To find all the jobs currently available in Florida, you can start your search with the local employment department in your municipality or on job search sites (Indeed and others) by desired job title, company, or city. Searches can be filtered by job type, salary, experience level, and distance. Healthcare jobs can also be filtered by specialisation, licence and shifts.
To simplify your job search, upload your CV to the website and set it to "public" so employers can find your profile and contact you.
Dedicated groups on social media and personal visits or calls to companies in the city also remain a reliable way to find a job. Many companies post job adverts right on the doors of establishments.
Here is a list of the five most in-demand occupations in the state, based on advertisements from employers for May – June 2023.
The average salary in Florida: $44,689 per year.
Primary duties include answering customer questions, solving problems, and troubleshooting issues. These duties can be performed over the phone, through messaging platforms, in person, or a combination of other methods. Due to the variety of means available to communicate with customers, it is often possible to work from home. For customer service representatives in Florida, some of the highest-paying cities are Miami, Jacksonville, Orlando, Tampa, and Fort Lauderdale.
- English language;
- Communication skills;
- Spanish language.
The average salary: $35,232 per year.

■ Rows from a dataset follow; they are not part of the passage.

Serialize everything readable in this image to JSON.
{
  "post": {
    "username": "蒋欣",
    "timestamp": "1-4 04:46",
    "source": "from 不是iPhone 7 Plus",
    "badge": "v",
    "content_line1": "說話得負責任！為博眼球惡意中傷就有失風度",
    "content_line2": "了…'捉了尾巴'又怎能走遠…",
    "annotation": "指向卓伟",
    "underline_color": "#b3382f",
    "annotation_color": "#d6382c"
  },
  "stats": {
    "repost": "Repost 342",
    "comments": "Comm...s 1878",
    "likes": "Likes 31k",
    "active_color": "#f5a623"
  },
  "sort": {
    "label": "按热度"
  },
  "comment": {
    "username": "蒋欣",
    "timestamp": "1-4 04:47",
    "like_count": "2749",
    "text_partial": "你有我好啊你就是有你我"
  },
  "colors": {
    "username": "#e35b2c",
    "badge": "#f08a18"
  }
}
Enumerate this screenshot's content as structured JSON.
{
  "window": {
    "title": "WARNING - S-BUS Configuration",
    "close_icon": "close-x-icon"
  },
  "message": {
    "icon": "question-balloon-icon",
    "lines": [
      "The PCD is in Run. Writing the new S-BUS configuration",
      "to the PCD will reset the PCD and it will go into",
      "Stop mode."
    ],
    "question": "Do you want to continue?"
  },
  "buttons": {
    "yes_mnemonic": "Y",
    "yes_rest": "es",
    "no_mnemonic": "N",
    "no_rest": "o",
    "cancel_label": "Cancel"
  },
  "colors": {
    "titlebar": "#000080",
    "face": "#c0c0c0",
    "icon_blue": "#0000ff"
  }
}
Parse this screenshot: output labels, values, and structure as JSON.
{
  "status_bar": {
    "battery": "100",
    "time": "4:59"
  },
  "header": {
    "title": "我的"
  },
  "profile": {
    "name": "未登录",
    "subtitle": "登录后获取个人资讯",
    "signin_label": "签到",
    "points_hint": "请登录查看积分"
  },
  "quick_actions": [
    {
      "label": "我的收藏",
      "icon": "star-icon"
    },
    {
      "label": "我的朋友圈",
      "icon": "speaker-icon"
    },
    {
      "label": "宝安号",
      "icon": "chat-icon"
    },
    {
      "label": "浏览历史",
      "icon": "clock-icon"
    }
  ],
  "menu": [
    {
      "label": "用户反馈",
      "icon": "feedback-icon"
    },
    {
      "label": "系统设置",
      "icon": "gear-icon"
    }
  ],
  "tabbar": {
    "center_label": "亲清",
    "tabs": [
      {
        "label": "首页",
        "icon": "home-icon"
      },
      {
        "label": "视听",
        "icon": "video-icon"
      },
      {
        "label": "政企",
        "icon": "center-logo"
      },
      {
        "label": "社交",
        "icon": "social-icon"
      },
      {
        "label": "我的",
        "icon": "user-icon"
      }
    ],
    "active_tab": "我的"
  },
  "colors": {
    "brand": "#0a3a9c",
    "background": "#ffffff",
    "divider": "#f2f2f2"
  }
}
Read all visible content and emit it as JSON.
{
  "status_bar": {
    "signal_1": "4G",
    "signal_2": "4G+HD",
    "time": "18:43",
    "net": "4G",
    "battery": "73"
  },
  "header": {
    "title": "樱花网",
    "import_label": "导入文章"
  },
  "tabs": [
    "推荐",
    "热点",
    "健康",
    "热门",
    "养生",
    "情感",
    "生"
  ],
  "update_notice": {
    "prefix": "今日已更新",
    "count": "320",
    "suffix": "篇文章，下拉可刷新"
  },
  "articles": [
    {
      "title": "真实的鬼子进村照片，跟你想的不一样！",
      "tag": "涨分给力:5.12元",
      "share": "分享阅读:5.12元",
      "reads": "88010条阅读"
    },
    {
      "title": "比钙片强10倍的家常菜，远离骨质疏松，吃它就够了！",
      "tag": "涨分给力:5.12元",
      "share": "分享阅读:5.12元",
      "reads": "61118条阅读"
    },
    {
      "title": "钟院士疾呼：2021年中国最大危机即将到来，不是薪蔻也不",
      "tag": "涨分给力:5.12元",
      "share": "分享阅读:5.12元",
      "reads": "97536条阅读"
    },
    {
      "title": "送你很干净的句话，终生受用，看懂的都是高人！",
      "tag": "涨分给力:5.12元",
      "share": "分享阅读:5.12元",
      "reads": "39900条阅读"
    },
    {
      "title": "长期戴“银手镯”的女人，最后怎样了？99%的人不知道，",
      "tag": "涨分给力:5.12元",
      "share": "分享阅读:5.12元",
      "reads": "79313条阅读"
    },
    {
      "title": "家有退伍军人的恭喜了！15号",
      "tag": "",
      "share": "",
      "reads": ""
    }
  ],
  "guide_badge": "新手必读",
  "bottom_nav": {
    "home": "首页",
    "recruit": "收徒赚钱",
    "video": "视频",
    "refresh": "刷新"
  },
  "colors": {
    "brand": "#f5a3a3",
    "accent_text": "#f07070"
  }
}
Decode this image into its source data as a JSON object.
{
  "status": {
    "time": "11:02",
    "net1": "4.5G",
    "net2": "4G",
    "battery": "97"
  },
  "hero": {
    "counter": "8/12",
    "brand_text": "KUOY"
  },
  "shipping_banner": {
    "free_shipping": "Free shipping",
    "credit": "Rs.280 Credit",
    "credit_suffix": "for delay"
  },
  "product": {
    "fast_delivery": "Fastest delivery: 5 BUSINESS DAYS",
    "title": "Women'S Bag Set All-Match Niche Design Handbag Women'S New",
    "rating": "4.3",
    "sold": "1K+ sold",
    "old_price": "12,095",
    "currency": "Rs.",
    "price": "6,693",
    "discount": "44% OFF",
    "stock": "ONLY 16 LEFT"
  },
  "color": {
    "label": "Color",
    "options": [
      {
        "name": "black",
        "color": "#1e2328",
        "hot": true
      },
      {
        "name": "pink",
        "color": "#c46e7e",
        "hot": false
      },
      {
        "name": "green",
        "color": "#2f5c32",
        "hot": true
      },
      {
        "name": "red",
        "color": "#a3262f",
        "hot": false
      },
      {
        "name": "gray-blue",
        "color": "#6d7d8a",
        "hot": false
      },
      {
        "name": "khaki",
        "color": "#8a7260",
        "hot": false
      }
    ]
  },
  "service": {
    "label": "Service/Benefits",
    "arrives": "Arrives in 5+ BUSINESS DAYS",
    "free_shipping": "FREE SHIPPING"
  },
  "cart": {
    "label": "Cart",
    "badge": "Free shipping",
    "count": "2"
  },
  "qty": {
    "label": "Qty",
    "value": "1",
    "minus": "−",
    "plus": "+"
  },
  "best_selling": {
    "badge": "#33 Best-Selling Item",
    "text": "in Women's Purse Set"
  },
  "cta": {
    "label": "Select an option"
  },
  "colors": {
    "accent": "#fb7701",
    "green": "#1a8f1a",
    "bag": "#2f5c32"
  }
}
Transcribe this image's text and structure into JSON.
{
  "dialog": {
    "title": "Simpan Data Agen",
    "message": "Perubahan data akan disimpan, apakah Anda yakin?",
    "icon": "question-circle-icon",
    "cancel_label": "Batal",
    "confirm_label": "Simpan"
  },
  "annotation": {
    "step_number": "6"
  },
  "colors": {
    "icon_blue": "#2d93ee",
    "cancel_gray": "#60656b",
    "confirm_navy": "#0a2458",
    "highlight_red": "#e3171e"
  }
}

Primary duties include serving customers and keeping the workplace clean and stocked with the right merchandise. Items sold may vary from shop to shop, and you will act as an expert in your area or department. The highest-paying cities in Florida for retail sales associates are Orlando, Miami, Ocala, and Jacksonville.
- Customer service;
- Communication skills;
- Retail sales;
- English language.
The average salary: $88,389 per year.
Real estate agents are responsible for arranging property purchases, sales and rentals. Property types may include homes, commercial properties and land. As a real estate agent, you will work closely with buyers, sellers and other agents to help people find desirable properties. Good communication, negotiation, and conflict resolution skills are essential to be successful in this position.
The average salary in Florida: $82,446.
The role of a truck driver may suit you if you are reliable, detail-oriented, and safety-conscious. Your responsibilities include delivering products to customers promptly. You will need to be adaptable, as driving conditions can be unpredictable. Special licences may be required. Some of the highest-paying cities in Florida for truck drivers include Fort Lauderdale, Miami, West Palm Beach, Orlando, and Tampa.
- Commercial driving;
- Lorry driving.
The average salary in Florida: $56,429 per year.
Many registered nurses work full-time and often have to work overtime as well. In addition to their base salary, nurses receive an average of $10,530 per year in overtime pay. Some of the highest-paying cities in the state for registered nurses include Orlando, Pensacola, Miami, Fort Myers, and Tampa. The duties of registered nurses vary depending on the work environment but often include:
- Performing and interpreting medical tests to assess a patient's health.
- Explaining medical findings to patients.
- Performing medical procedures.
- Communication skills;
- Familiarity with patient care techniques;
- Critical intensive care;
- Documentation analysis.
Other popular and high-demand occupations in Florida include massage therapists, beauty industry professionals, nail stylists and hairdressers, personal trainers, hotel employees, IT specialists, restaurant workers, pilots, captains of marine vessels, including yachts and boats, and other professionals. In short, the only way to be left without a work contract in the Sunshine State is to be completely unwilling to work!